In the data, extract each line that holds the string "JSON".

== Segment start ==

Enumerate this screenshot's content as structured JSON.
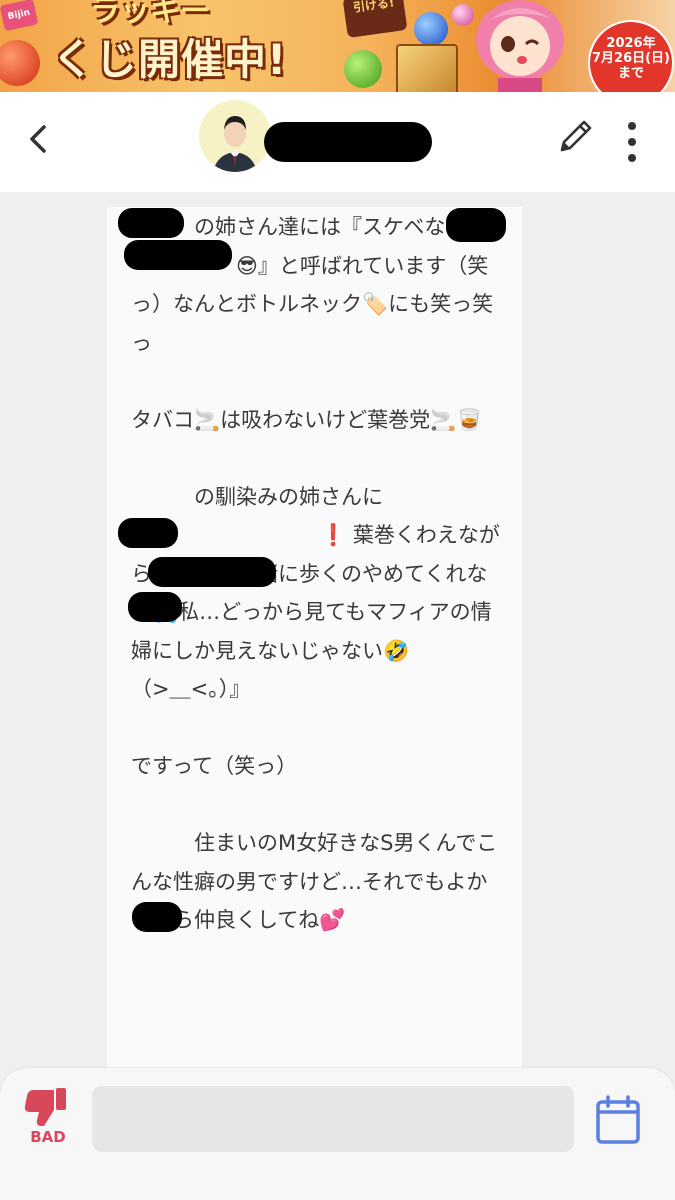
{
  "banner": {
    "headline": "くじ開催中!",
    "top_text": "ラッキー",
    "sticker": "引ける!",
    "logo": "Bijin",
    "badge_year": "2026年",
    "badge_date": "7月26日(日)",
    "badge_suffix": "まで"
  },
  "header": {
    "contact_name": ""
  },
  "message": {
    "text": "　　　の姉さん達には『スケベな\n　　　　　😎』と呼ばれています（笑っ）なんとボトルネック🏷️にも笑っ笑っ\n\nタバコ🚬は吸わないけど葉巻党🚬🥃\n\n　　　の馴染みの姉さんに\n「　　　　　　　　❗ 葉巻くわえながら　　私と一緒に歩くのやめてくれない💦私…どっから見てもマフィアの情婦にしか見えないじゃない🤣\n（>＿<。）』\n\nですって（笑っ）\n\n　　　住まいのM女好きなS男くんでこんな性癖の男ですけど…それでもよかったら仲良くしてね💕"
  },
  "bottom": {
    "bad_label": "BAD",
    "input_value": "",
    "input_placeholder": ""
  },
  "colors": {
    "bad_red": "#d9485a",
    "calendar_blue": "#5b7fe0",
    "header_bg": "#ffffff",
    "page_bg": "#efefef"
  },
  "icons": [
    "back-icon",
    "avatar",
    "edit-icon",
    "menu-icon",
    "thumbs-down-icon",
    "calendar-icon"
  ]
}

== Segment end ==
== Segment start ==

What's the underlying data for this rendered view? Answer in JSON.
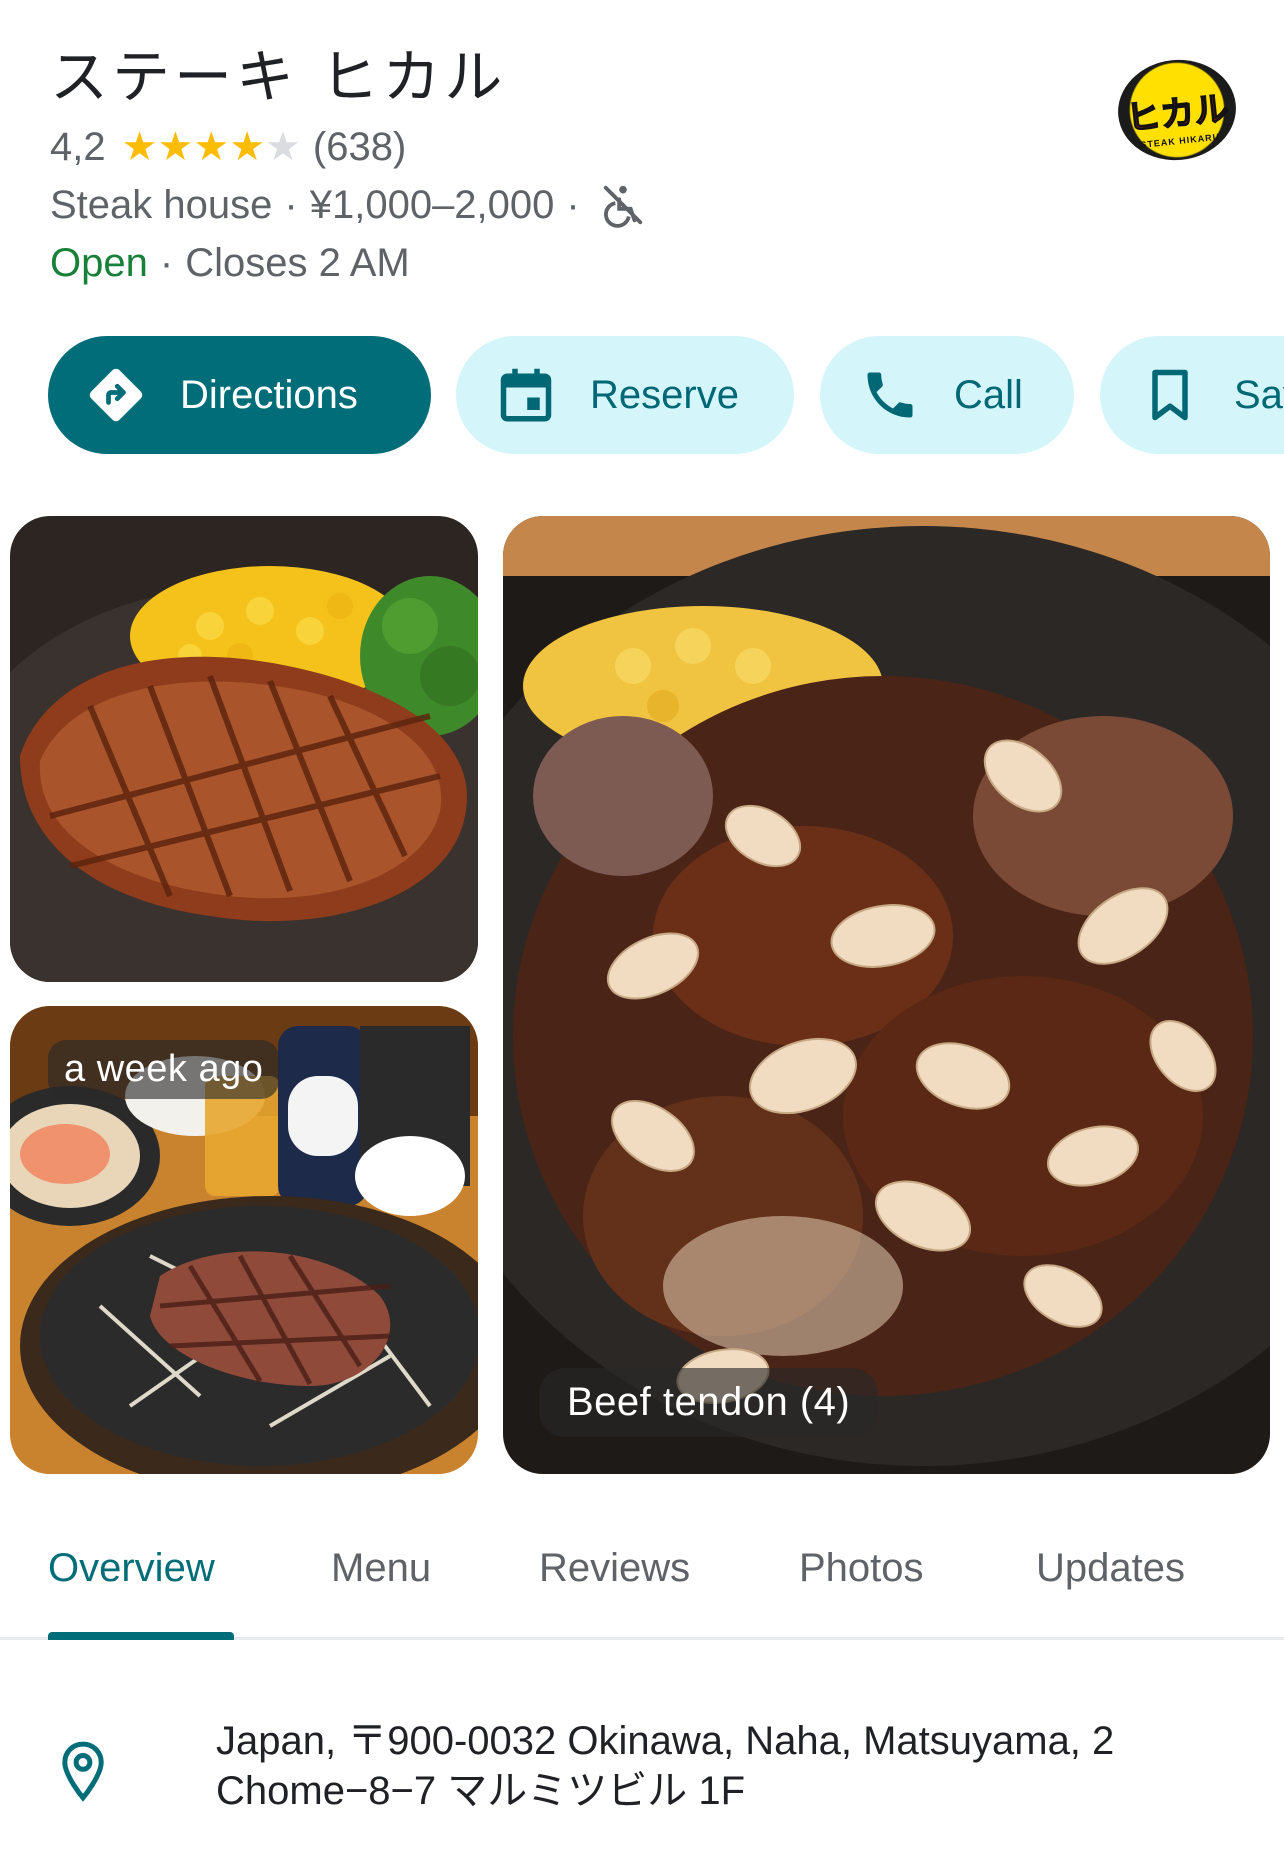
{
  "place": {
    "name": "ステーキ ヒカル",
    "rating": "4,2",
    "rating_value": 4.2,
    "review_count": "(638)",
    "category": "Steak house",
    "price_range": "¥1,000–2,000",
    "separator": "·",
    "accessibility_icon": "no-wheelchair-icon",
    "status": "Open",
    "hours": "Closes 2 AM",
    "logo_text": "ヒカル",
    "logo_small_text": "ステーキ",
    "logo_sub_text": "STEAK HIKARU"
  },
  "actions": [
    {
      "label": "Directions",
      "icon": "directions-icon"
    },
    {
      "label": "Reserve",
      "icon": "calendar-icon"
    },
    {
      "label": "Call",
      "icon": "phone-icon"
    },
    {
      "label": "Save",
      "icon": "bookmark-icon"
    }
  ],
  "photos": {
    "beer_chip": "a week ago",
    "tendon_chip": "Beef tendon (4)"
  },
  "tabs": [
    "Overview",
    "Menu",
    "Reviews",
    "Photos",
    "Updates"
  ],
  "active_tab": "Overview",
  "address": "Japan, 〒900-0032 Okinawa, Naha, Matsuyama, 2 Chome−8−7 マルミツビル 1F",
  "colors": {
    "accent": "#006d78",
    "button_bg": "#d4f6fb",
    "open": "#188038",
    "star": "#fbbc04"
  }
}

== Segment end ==

▶ _Your response_:
Enumerate this screenshot's content as structured JSON.
What's the underlying data for this rendered view? Answer in JSON.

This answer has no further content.